Needs list for the WCE Bournemouth
Program and needs list for 26th November 2021
Here is a selection of Christmas card ideas for you to chose from.
Thank you to Jan Lincoln, Jan Gransden and Susan Coupe for submitting their ideas.
* Blank greetings cards
* Sequin waste, (Jan G has a few)
* Backing fabric, cotton or the like. A4 size is plenty
* Selection of beads, threads,
* Needles and scissors
2.Iris Folding Card
* 3-fold cards
* Ribbons or paper strips, or pretty parcel tape (approx 1cmwidth)
* Sellotape and scissors
* Either pre-cut elongated triangle tree shape or bring cutting mat and scalpel.We will also bring our cutting mats
3.Bauble Christmas Card
* Pieces of shears in mixed colours
* Matching or contrasting machine embroidery threads or polyester threads
* Short lengths of narrow ribbons to tone or contrast,
* Glue dots, sticky squares or double sided tape
* Sewing kit, pencil. Jan L has cards also
4. Silly Sweater Cards
* Cards, 5x7” brown or white ( The Works, £1 and online)
* Template card; used cereal packet ideal. Pencil,
black fine liner and biro.
* Acrylic felt, any colour, A4 size makes 4 cards.
* Printed fabric, small pattern. Bondaweb or similar to fuse.
* Stick on xmas motifs, ( the Works, £1 for 5) e.g reindeer
* Sewing machine, embroidery foot, various threads.
* Dress making scissors and paper scissors.
* Double sided tape or glue dots.
* White pencil or liquid pen (optional)
We will need iron and ironing board and think there is one in the cupboard.
Program and needs list for Friday, 28th January 2022
The Art of Boro by Paula Simpson
Boro work originates from the Japanese word ‘boroboro’ which means tattered or repaired. It is a technique which traditionally relates to the repairing and piecing of worn clothing worn by the workers in the fields of Japan. Prior to the introduction of cotton fabrics, the fabric which would have been repaired would have been indigo dyed hemp, which is the lovely deep blue colour.

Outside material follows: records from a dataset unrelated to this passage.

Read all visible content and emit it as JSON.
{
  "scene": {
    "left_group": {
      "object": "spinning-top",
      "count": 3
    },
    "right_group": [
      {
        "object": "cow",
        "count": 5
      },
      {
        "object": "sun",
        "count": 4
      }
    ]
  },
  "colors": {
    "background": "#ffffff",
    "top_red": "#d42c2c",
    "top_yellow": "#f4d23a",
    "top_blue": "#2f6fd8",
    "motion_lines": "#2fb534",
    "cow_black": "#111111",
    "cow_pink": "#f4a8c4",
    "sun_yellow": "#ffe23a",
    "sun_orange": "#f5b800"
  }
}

The stitches used would have been running stitches; however, it has become somewhat of an art form with the introduction of Sashiko which is a decorative, Japanese style of embroidery.
In this workshop we will design and make a bag by taking pieces of new and recycled blue fabrics to create a piece with a layered, collaged effect in the ‘Boro Style’.
I have provided the requirements list below for making a small bag. I will bring along a supply of some blue fabrics which can be used for the collage, and Moda Shibori printed fabrics, which can be bought at a small cost.
Requirements for the Boro Bag – finished size 11 ½” x 15 ½”
1 metre of medium weight blue fabric would be more than enough to make the bag, but as it is a recycling-style project you may wish to use fabric that you already have. I will bring along a pattern for the pieces used to make the bag.
The size of the pieces are listed below:
- Front and back of bag – two pieces of medium weight blue fabric 12 x 14” on to which the small pieces of fabric can be collaged
- Handle main fabric – two pieces 4 x 28”
- Lining fabric – 2 pieces 12 x 14”
- Tab - 2 pieces 4 x 5”
- Wadding or Bosel to provide structure – 2 pieces 12 x 14”
- Button for fastening
- Sashiko or darning needle (a long needle with a small eye) or embroidery, crewel or chenille needle with a sharp point and large eye
- Sashiko thread, high twist cotton, cotton perle in white weight 8 or 12 or stranded embroidery thread; coloured threads could also be used to add a ‘pop’ of colour
- Hand sewing equipment
- A ruler and fabric chalk or pen suitable for darker fabrics (if you wish to have neat lines)
Fabrics for the collage:
Traditionally hemp dyed with indigo would be used, however cotton, linen, silk indigo-dyed fabrics are suitable. Shibori hand dyed fabrics are interesting to use and Moda fabrics have a range of printed shibori-style fabrics.
In the style of Boro any blue fabrics new and upcycled could be used to create a design. Recycled fabrics e.g., old denim jeans, old clothes, left over scraps of fabrics. It is a good way of upcycling; however, the firmer, heavier weight denim is difficult to sew by hand. As only small pieces are needed to create the collage, it’s great to share fabric, with members of your group.